  21. Hi Pam, regarding plastic bags.We have a small garbage bin in our kitchen for anything that is uncompostable or non recyclable. Really the only things that go into it are bits and pieces of plastic packaging which I try to keep to a minimum.Anything that is suitable for the chooks to eat goes to them, meat bits and pieces go to the dog or cats, sweepings from the floor go in the compost or worm farm, paper suitable to burn helps to light the fire and if it is heavily laden with colour ink or plasticised I put it out to be recycled, some goes to the compost.Glass and cans and recyclable plastic containers go in the recycle bin. I keep a lot of glass jars for future use. Because there is nothing yucky that will rot or smell or be slimy in the bin I don't bother to line it with anything and when it is full it is emptied into our big wheelie bin.
    We do end up with some plastic bags in the house and I reuse them as often as I can sometimes washing the really useful ones to prolong their life. I hope that helps.

  22. Beautifully written and you seem to be having a very satisfying simple life. My husband and I are trying to do the same.

  23. A lovely post, from an obviously thoughtful, intelligent and gentle woman.

    A pleasure to visit with you every few days.

    I too love to know the history / provenance of the thrift shopped pieces. And I am keen to give a home to almost any of piece of textile that I know to be handmade.

    I plan to use them again, someway, somehow.

    Your children are living a fortunate life. As are you two.

    Keep up the restful work.

  24. A wonderful post, and expressed so articulately. Thank you so much for sharing. i think more and more people are returning to similar ideas about how to live life fully but quietly.

    I have had several queries from folks wanting to know how to grow vegies, including one from a very interested teenage girl who lives nearby. Somehow my nuttiness is becoming more normal!

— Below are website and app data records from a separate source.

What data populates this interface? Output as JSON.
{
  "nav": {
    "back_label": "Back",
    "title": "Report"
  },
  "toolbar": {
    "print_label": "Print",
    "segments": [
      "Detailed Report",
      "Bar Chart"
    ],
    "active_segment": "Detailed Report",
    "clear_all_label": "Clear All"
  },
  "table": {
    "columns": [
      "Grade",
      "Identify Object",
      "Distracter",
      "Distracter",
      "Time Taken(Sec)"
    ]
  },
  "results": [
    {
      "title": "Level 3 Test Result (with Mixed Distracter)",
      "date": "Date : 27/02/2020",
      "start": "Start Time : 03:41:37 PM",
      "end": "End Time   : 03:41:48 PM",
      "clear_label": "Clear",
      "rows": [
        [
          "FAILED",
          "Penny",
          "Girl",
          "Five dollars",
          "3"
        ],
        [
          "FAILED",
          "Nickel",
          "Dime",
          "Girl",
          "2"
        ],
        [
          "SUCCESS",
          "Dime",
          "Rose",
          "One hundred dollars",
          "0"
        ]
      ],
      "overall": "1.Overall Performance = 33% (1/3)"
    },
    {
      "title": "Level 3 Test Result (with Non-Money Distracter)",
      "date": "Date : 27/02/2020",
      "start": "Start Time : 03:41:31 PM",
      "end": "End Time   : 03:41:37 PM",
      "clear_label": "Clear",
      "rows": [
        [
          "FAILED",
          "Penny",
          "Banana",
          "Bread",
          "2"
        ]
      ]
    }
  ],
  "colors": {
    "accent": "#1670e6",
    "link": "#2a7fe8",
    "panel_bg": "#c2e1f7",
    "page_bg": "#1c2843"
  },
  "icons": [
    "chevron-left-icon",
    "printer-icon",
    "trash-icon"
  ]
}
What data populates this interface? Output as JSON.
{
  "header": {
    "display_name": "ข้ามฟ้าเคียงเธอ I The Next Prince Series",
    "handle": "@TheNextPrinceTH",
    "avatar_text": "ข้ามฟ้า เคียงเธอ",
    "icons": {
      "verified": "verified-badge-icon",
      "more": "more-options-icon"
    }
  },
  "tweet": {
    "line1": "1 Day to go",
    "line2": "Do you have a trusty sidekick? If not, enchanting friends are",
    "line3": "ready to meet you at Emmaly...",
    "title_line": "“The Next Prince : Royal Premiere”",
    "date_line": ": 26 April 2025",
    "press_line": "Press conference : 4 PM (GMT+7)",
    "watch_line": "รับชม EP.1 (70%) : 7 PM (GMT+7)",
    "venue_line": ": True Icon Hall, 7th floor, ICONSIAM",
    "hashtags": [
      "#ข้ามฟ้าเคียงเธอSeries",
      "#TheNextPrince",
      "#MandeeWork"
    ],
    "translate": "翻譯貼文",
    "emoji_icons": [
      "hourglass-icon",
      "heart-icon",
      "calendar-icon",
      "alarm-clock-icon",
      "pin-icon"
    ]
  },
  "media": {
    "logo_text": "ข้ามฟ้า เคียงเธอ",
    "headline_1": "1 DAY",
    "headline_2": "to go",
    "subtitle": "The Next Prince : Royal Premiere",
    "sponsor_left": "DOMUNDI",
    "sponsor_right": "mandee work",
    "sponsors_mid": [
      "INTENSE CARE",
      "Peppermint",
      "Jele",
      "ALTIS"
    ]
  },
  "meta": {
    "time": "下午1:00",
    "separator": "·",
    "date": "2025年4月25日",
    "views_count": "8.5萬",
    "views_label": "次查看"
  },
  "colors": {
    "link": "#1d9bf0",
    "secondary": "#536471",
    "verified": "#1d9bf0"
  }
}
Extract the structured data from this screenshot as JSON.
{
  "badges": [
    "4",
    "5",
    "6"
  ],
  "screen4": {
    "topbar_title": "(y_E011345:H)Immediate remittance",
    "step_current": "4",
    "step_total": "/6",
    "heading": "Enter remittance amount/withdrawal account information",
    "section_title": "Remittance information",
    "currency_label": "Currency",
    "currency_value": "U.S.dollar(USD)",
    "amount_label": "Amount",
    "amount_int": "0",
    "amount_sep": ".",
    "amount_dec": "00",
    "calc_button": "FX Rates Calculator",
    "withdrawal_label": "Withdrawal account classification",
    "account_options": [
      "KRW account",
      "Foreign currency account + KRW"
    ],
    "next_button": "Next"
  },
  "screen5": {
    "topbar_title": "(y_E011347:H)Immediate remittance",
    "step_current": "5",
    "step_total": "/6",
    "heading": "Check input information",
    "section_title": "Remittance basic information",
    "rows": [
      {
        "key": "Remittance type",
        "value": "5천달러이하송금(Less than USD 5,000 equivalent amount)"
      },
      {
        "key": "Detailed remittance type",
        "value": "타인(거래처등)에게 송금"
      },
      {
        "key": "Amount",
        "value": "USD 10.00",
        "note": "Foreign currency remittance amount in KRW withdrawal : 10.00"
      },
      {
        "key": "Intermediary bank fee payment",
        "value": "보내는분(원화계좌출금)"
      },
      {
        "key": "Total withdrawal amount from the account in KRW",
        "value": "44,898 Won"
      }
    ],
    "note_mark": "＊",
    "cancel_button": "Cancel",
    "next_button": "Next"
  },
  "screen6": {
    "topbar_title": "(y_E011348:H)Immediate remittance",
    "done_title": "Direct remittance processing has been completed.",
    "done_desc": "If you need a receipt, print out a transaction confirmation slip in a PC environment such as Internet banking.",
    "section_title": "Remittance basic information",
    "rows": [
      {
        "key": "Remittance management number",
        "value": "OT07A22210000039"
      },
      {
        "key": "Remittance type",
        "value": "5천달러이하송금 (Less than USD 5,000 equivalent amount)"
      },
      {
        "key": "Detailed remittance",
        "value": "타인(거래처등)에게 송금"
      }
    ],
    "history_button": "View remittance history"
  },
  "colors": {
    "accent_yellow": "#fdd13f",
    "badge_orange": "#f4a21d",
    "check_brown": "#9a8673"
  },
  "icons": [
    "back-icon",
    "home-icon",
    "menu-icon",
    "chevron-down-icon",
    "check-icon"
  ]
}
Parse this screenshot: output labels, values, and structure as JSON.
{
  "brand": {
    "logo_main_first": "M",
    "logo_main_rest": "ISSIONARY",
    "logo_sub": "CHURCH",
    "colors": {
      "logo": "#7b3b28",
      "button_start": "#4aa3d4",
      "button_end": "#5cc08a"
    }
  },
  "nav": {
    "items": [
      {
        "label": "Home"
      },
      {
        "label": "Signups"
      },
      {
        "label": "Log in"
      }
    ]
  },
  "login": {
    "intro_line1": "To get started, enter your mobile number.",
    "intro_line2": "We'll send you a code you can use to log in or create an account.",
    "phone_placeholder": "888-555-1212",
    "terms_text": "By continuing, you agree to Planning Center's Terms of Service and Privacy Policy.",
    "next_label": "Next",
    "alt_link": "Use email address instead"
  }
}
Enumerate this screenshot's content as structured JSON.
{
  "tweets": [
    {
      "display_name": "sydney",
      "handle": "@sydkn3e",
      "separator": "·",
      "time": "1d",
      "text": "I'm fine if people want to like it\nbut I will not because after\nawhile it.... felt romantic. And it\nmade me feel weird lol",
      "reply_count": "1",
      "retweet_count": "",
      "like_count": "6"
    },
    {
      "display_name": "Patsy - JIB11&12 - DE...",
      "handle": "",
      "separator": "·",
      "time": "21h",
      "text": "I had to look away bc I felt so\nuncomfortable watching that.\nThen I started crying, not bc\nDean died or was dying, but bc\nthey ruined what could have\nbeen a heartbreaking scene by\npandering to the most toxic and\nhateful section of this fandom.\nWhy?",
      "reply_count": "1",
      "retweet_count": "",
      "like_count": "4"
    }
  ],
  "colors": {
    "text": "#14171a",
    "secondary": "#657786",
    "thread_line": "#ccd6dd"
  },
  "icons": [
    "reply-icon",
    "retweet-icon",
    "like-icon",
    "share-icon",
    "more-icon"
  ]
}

    Kate xxx

  25. Oh Jenny, this post is an inspiration! Thank you for sharing your simple life with us all. :)

  26. "Educated peasant", you've put a name on what I mostly do, and I like this nameA lovely, lovely post which I am going to print and keep.

  27. You have provided many more reasons why I love your blog.

    Blessings and bliss


Thanks so much for taking the time to chat. I don't always have time to reply but I do read every message you leave.